What’s the Minimum Wage in Each State?
Federal minimum wage is currently $7.25 an hour. Find out if your state pays more.
You've no doubt heard the term minimum wage plenty of times, especially if you've worked a common entry-level job like cashier at a retail store or a line cook at a fast food establishment. Minimum wage is the lowest amount of compensation (read: money) that an employer can legally pay you to work for them. Currently, under the Fair Labor Standards Act (FLSA), employers are required to pay $7.25 an hour by federal law, which comes out to about $15,080 a year for full-time workers.
The fact is, an employer can't just decide to pay you whatever they feel like, nor can they pay you one wage one day and another wage another day. There's a minimum wage law—a provision of the FLSA—that guarantees that you earn a certain amount of money for your work. However, there are a handful of exemptions for both employers and employees.
Who is exempt from the FLSA?
Some employees are exempt from wage provisions. These exempt workers are paid annual salaries, not hourly wages, and are ineligible for overtime pay. (There are other circumstances under which a worker can be exempt. For more information, check with the Department of Labor.)
On the flip-side, covered nonexempt employees—such as construction workers, contractors and freelancers, maintenance workers, retail sales associates, and servers—are paid by the hour, can collect overtime, and must be paid minimum wage.
Additionally, what you earn in one location can differ from what you'd earn in another location—sometimes by a lot.
State minimum wage vs federal minimum wage
Although the federal minimum wage law says that employers must pay their workers at least $7.25 an hour, states are free to set their own minimum wage—and the majority of states have. As such, it's not always easy to know what you should get paid—and you always need to know what you should be getting paid.
The good news is that workers are entitled to the larger dollar amount. Meaning, employers are required to pay their employees whichever wage is higher, state or federal.
Which states pay more than minimum wage?
Overall, 29 states and Washington D.C. pay more than the federal minimum. In addition, 45 localities have adopted minimum wages above the state minimum. In 2021, 24 states will see increases to state wages.
Minimum wage in each state
The below list was pulled from the Economic Policy Institute's Minimum Wage Tracker, and is current as of January 7, 2021.
*No minimum wage is set, therefore the federal minimum applies.
**The federal minimum in Florida will increase to $15 on September 30, 2021, thanks to Amendment 2 voted on and approved in 2020.
***The federal minimum in Oregon will increase to $12.75 on July 1, 2021.
****The federal minimum in Virginia will increase to $9.50 on May 1, 2021.
How often does the federal minimum wage increase?
There are no automatic increases.

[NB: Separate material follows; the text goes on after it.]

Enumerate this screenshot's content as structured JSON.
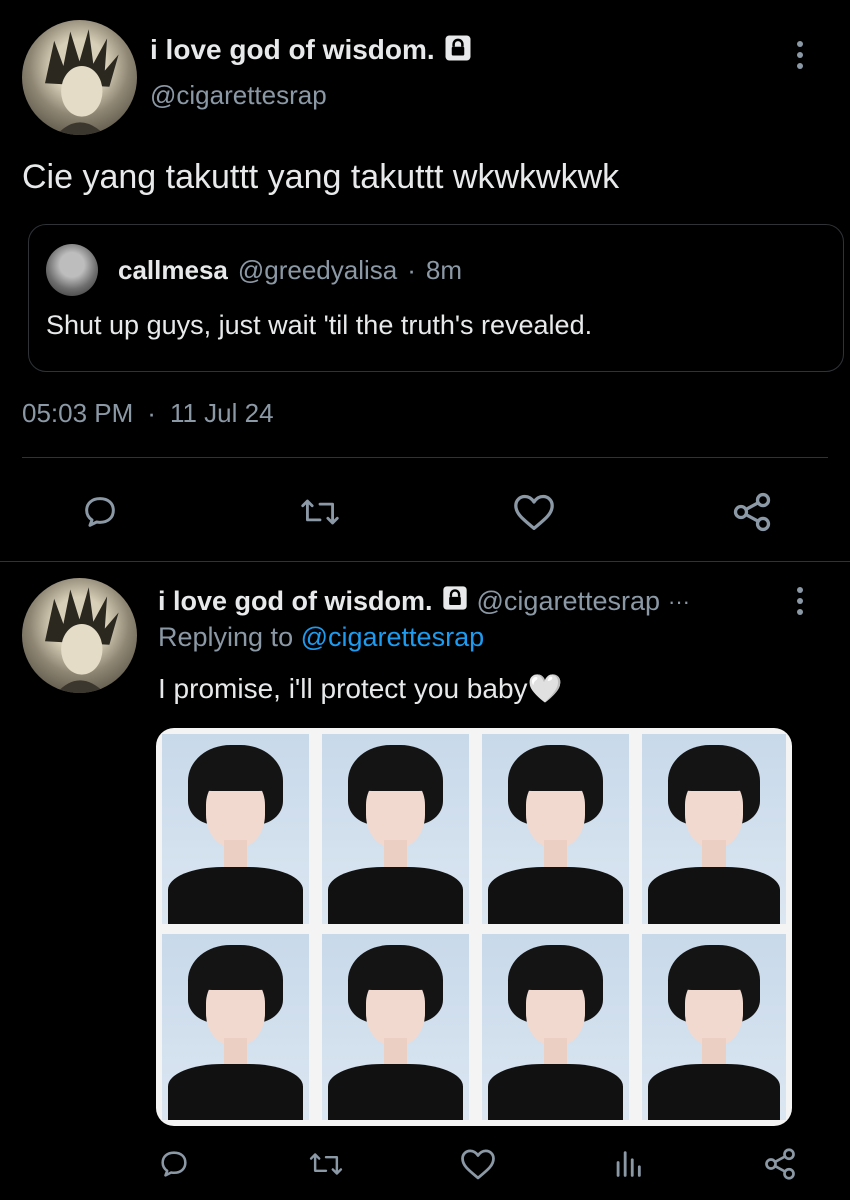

In order for minimum wage to be raised, Congress needs to pass a bill that the President must then sign into law.
This may come as a shock, but the legal minimum hasn't been raised since 2009, when it went from $6.55 to $7.25 an hour. Congress had approved of the increase in 2007, but it took until 2009 to go into effect. Prior to 2007, the minimum wage was $5.15 for 10 years.
If $7.25 an hour sounds underpaid to you, you're not alone. According to the Pew Research Center, two-thirds of Americans are in favor of raising it to $15 an hour.
Move beyond minimum wage
The more training and experience you get, the better positioned you will be to to get a raise, either by your current employer or at a new job. We can help with that. Are you ready to take the first step but not sure how to get started? Monster can make it happen. Monster makes it easy for you to upload up to five versions of your resume—each tailored to the types of jobs that interest you—so that recruiters can get in touch with you. Additionally, you can sign up for job alerts, cutting down on the time you spend looking through ads. Those are two quick and easy ways Monster can help you put (more) money in your pocket. Get started for free today.